> _TASK REQUIREMENTS_
Retype each record below word for word, pictures excluded.

> _Dataset rows for apps and sites_
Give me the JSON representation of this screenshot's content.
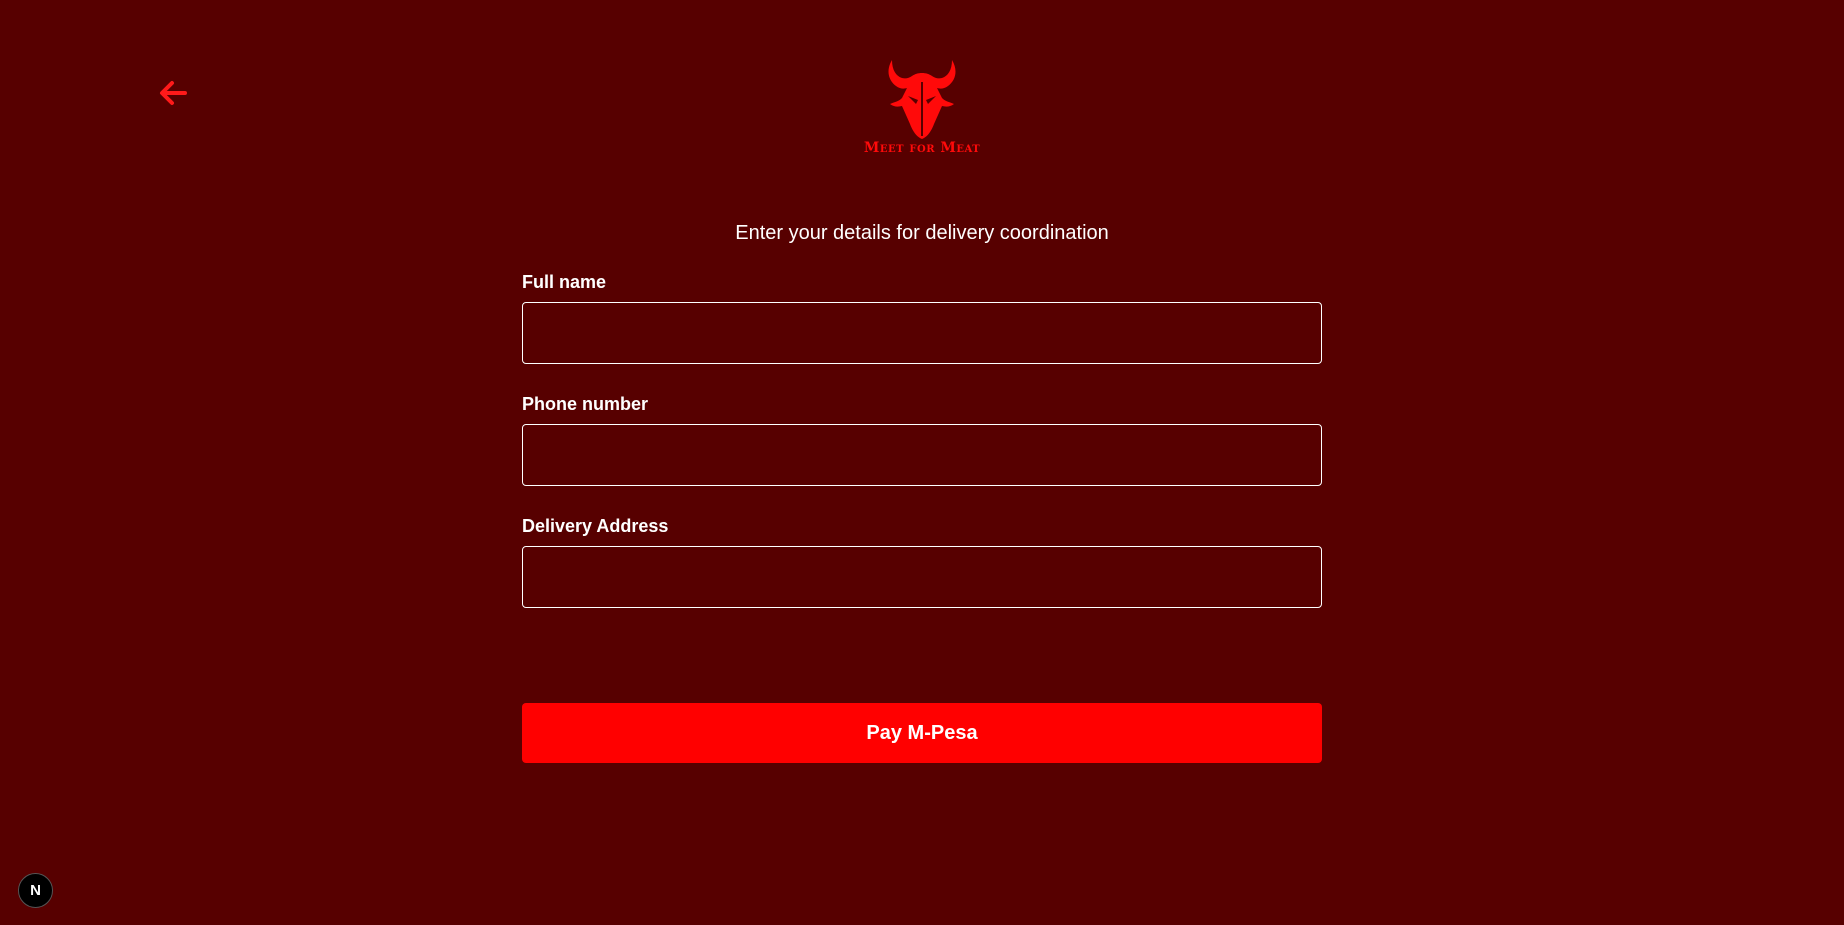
{
  "header": {
    "back_icon": "arrow-left-icon",
    "logo_icon": "bull-head-icon",
    "logo_text": "Meet for Meat"
  },
  "form": {
    "subtitle": "Enter your details for delivery coordination",
    "fields": [
      {
        "label": "Full name",
        "value": "",
        "placeholder": ""
      },
      {
        "label": "Phone number",
        "value": "",
        "placeholder": ""
      },
      {
        "label": "Delivery Address",
        "value": "",
        "placeholder": ""
      }
    ],
    "submit_label": "Pay M-Pesa"
  },
  "dev_badge": {
    "icon": "nextjs-icon",
    "label": "N"
  },
  "colors": {
    "background": "#570000",
    "accent": "#ff0000",
    "text": "#ffffff"
  }
}
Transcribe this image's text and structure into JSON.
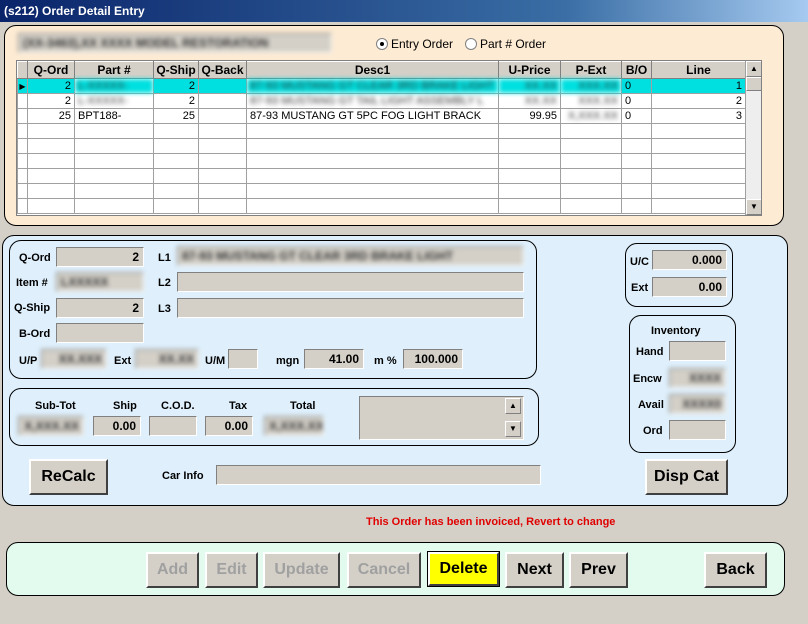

> _OUTPUT OF THE TASK_
Give me the JSON representation of this screenshot's content.
{
  "header": {
    "back_icon": "arrow-left-icon",
    "logo_icon": "bull-head-icon",
    "logo_text": "Meet for Meat"
  },
  "form": {
    "subtitle": "Enter your details for delivery coordination",
    "fields": [
      {
        "label": "Full name",
        "value": "",
        "placeholder": ""
      },
      {
        "label": "Phone number",
        "value": "",
        "placeholder": ""
      },
      {
        "label": "Delivery Address",
        "value": "",
        "placeholder": ""
      }
    ],
    "submit_label": "Pay M-Pesa"
  },
  "dev_badge": {
    "icon": "nextjs-icon",
    "label": "N"
  },
  "colors": {
    "background": "#570000",
    "accent": "#ff0000",
    "text": "#ffffff"
  }
}
Transcribe this image's text and structure into JSON.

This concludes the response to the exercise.